12 August 2017

Website geekery

So we have a new website. The previous one served us well, but we wanted something more up to date, in terms of both appearance and technology.

Giving ourselves a clean sheet rather than a simple re-skinning was quite liberating, as I could come up with a very definite set of specifications without feeling limited by what was already in place. I’ll go through that list in a moment.

I’ve built a full content management system (CMS) from scratch in the past, and knew I wanted something much more stripped back so that maintenance and updating would be as simple as possible. For that reason, I discounted building the site in a CMS such as WordPress, because I knew I’d get frustrated by all the unnecessary extra stuff that environment would foist upon me. Similarly, I looked at and then discounted frameworks such as Bootstrap and jQuery Mobile, simply because of the additional features I didn’t need.

Finally I happened upon AMP, the Google-sponsored project to create a faster experience for mobile browsers, and everything fell into place. Here’s my list of specifications ticked off one by one:

Apart from the technology, there appears to be a good business case for adopting AMP. Not only does it have the support of Google, but the search giant prioritises AMP pages in search results on mobile. Similarly, there are impressive retention and conversion statistics to be gained from making sites load more quickly, so if these are the sort of marginal gains that can help boost the discoverability of smaller businesses then I’m all for it.

Building the site

As you might have guessed by now, the server-side infrastructure stitching this all together is characteristically minimal.

Each page is a plain text file, which a PHP script pipes through a Markdown parser, fills in some {{element}} template codes, and serves the finished page to the browser. As far as adding extra content to Blog or Sample spreads is concerned, the Markdown file just needs to be added to the appropriate folder on the server and the PHP script generates all the necessary “next”/“previous” links on the fly.

If this were a high-volume site then it would make sense to cache the finished pages to disk, but I’ll probably only implement that as part of bundling the HTML5 into something like the Baker Framework, if we decide to create an iPad app for demoing our work in meetings.

Design and typography

For someone whose business revolves around design and typography, it might seem strange that I’m leaving this aspect of the site until last, but it does make sense in the context of separating context and presentation.

For the typography, I wanted typefaces designed to work well on screens of all sizes, so Open Sans and Droid Serif, both by Steve Matteson, pretty much selected themselves. (I opted for Open Sans over the associated Droid Sans because of the greater variety of styles and weights; conversely, Open Serif is a commercial product and I didn’t want to go down that route for a website.) There’s also a touch of FontAwesome for details.

Meanwhile, the overall design is intended to be clean and modern to reflect our style so, with due consideration at each of the CSS breakpoints, that aspect pretty much designed itself too. Nonetheless, we’ll doubtless be tweaking things as time goes on, for that at least is one benefit of websites over printed books!

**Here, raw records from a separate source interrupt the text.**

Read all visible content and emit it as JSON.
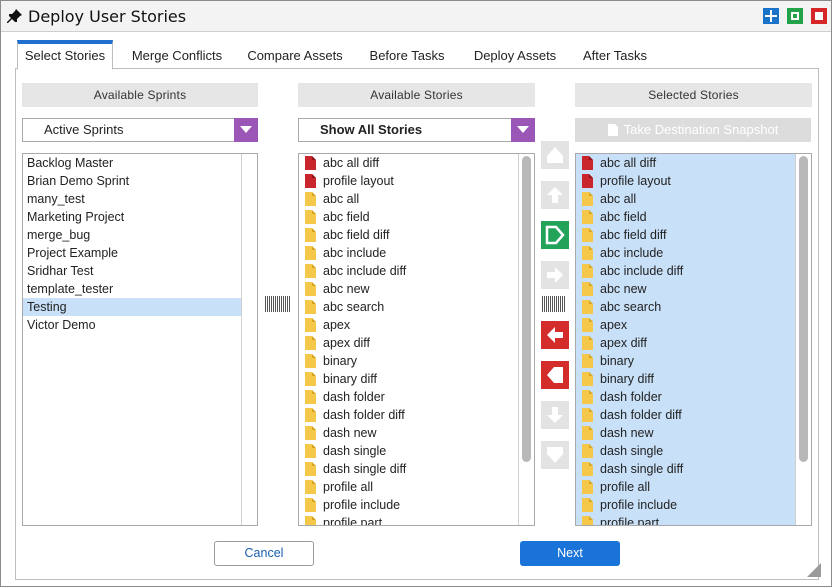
{
  "window": {
    "title": "Deploy User Stories"
  },
  "tabs": [
    {
      "label": "Select Stories",
      "active": true
    },
    {
      "label": "Merge Conflicts",
      "active": false
    },
    {
      "label": "Compare Assets",
      "active": false
    },
    {
      "label": "Before Tasks",
      "active": false
    },
    {
      "label": "Deploy Assets",
      "active": false
    },
    {
      "label": "After Tasks",
      "active": false
    }
  ],
  "sprints_panel": {
    "header": "Available Sprints",
    "filter_value": "Active Sprints",
    "items": [
      "Backlog Master",
      "Brian Demo Sprint",
      "many_test",
      "Marketing Project",
      "merge_bug",
      "Project Example",
      "Sridhar Test",
      "template_tester",
      "Testing",
      "Victor Demo"
    ],
    "selected": "Testing"
  },
  "stories_panel": {
    "header": "Available Stories",
    "filter_value": "Show All Stories",
    "items": [
      {
        "label": "abc all diff",
        "icon": "red-file-icon"
      },
      {
        "label": "profile layout",
        "icon": "red-file-icon"
      },
      {
        "label": "abc all",
        "icon": "yellow-file-icon"
      },
      {
        "label": "abc field",
        "icon": "yellow-file-icon"
      },
      {
        "label": "abc field diff",
        "icon": "yellow-file-icon"
      },
      {
        "label": "abc include",
        "icon": "yellow-file-icon"
      },
      {
        "label": "abc include diff",
        "icon": "yellow-file-icon"
      },
      {
        "label": "abc new",
        "icon": "yellow-file-icon"
      },
      {
        "label": "abc search",
        "icon": "yellow-file-icon"
      },
      {
        "label": "apex",
        "icon": "yellow-file-icon"
      },
      {
        "label": "apex diff",
        "icon": "yellow-file-icon"
      },
      {
        "label": "binary",
        "icon": "yellow-file-icon"
      },
      {
        "label": "binary diff",
        "icon": "yellow-file-icon"
      },
      {
        "label": "dash folder",
        "icon": "yellow-file-icon"
      },
      {
        "label": "dash folder diff",
        "icon": "yellow-file-icon"
      },
      {
        "label": "dash new",
        "icon": "yellow-file-icon"
      },
      {
        "label": "dash single",
        "icon": "yellow-file-icon"
      },
      {
        "label": "dash single diff",
        "icon": "yellow-file-icon"
      },
      {
        "label": "profile all",
        "icon": "yellow-file-icon"
      },
      {
        "label": "profile include",
        "icon": "yellow-file-icon"
      },
      {
        "label": "profile part",
        "icon": "yellow-file-icon"
      }
    ]
  },
  "selected_panel": {
    "header": "Selected Stories",
    "snapshot_button": "Take Destination Snapshot",
    "items": [
      {
        "label": "abc all diff",
        "icon": "red-file-icon"
      },
      {
        "label": "profile layout",
        "icon": "red-file-icon"
      },
      {
        "label": "abc all",
        "icon": "yellow-file-icon"
      },
      {
        "label": "abc field",
        "icon": "yellow-file-icon"
      },
      {
        "label": "abc field diff",
        "icon": "yellow-file-icon"
      },
      {
        "label": "abc include",
        "icon": "yellow-file-icon"
      },
      {
        "label": "abc include diff",
        "icon": "yellow-file-icon"
      },
      {
        "label": "abc new",
        "icon": "yellow-file-icon"
      },
      {
        "label": "abc search",
        "icon": "yellow-file-icon"
      },
      {
        "label": "apex",
        "icon": "yellow-file-icon"
      },
      {
        "label": "apex diff",
        "icon": "yellow-file-icon"
      },
      {
        "label": "binary",
        "icon": "yellow-file-icon"
      },
      {
        "label": "binary diff",
        "icon": "yellow-file-icon"
      },
      {
        "label": "dash folder",
        "icon": "yellow-file-icon"
      },
      {
        "label": "dash folder diff",
        "icon": "yellow-file-icon"
      },
      {
        "label": "dash new",
        "icon": "yellow-file-icon"
      },
      {
        "label": "dash single",
        "icon": "yellow-file-icon"
      },
      {
        "label": "dash single diff",
        "icon": "yellow-file-icon"
      },
      {
        "label": "profile all",
        "icon": "yellow-file-icon"
      },
      {
        "label": "profile include",
        "icon": "yellow-file-icon"
      },
      {
        "label": "profile part",
        "icon": "yellow-file-icon"
      }
    ]
  },
  "buttons": {
    "cancel": "Cancel",
    "next": "Next"
  },
  "colors": {
    "accent_blue": "#1a73d9",
    "dropdown_arrow": "#9b57b8",
    "add_green": "#23a35a",
    "remove_red": "#d42b2b",
    "selection_bg": "#c8e0f8"
  }
}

To wrap up, here’s a summary of the tools and resources used in creating this site:

Site components

Development environment

Validation tools

Hat tip

Special thanks to Darren Turpin and Mark Lee for their helpful comments while the site was under development.

Update 17 February 2019: We’ve stopped using Droid Serif for body text — having Open Sans throughout creates a more unified feel.